BEGIN Provided material

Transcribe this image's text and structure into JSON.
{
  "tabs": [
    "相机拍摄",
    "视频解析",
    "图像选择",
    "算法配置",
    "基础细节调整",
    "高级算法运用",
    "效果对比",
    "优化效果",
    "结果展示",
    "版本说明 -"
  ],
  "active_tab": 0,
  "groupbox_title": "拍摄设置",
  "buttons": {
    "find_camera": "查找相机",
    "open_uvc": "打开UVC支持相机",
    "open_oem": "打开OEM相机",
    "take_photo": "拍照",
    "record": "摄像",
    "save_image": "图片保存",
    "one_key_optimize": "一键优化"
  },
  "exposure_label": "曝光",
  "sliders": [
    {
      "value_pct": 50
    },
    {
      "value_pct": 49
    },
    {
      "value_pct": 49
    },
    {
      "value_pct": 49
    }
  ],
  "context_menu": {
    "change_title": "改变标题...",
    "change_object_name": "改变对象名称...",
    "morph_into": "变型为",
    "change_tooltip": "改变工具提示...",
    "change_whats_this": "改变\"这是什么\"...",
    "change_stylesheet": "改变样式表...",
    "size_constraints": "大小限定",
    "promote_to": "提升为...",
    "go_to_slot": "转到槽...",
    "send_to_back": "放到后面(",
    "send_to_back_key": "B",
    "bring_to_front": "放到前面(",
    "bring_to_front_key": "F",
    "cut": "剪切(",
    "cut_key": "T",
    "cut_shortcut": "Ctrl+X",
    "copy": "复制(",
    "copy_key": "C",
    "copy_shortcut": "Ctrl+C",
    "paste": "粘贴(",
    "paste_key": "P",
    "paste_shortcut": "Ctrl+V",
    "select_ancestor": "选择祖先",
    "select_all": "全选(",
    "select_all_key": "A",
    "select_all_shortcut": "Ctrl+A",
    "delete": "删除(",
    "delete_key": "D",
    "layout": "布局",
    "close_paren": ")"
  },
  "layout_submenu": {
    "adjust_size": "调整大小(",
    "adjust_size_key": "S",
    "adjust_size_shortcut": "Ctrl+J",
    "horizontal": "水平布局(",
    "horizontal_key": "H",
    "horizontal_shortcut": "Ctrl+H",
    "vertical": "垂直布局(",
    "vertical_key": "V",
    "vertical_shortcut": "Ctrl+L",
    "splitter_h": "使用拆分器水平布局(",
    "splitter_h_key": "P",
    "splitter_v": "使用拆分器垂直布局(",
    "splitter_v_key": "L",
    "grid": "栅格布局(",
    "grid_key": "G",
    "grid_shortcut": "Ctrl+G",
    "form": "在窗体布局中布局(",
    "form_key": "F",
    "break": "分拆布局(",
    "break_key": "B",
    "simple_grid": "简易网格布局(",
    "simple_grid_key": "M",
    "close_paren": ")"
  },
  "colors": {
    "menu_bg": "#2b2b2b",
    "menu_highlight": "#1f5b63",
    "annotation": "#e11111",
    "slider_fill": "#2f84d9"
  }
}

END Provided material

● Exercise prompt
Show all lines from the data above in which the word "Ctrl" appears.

● Your solution
    "cut_shortcut": "Ctrl+X",
    "copy_shortcut": "Ctrl+C",
    "paste_shortcut": "Ctrl+V",
    "select_all_shortcut": "Ctrl+A",
    "adjust_size_shortcut": "Ctrl+J",
    "horizontal_shortcut": "Ctrl+H",
    "vertical_shortcut": "Ctrl+L",
    "grid_shortcut": "Ctrl+G",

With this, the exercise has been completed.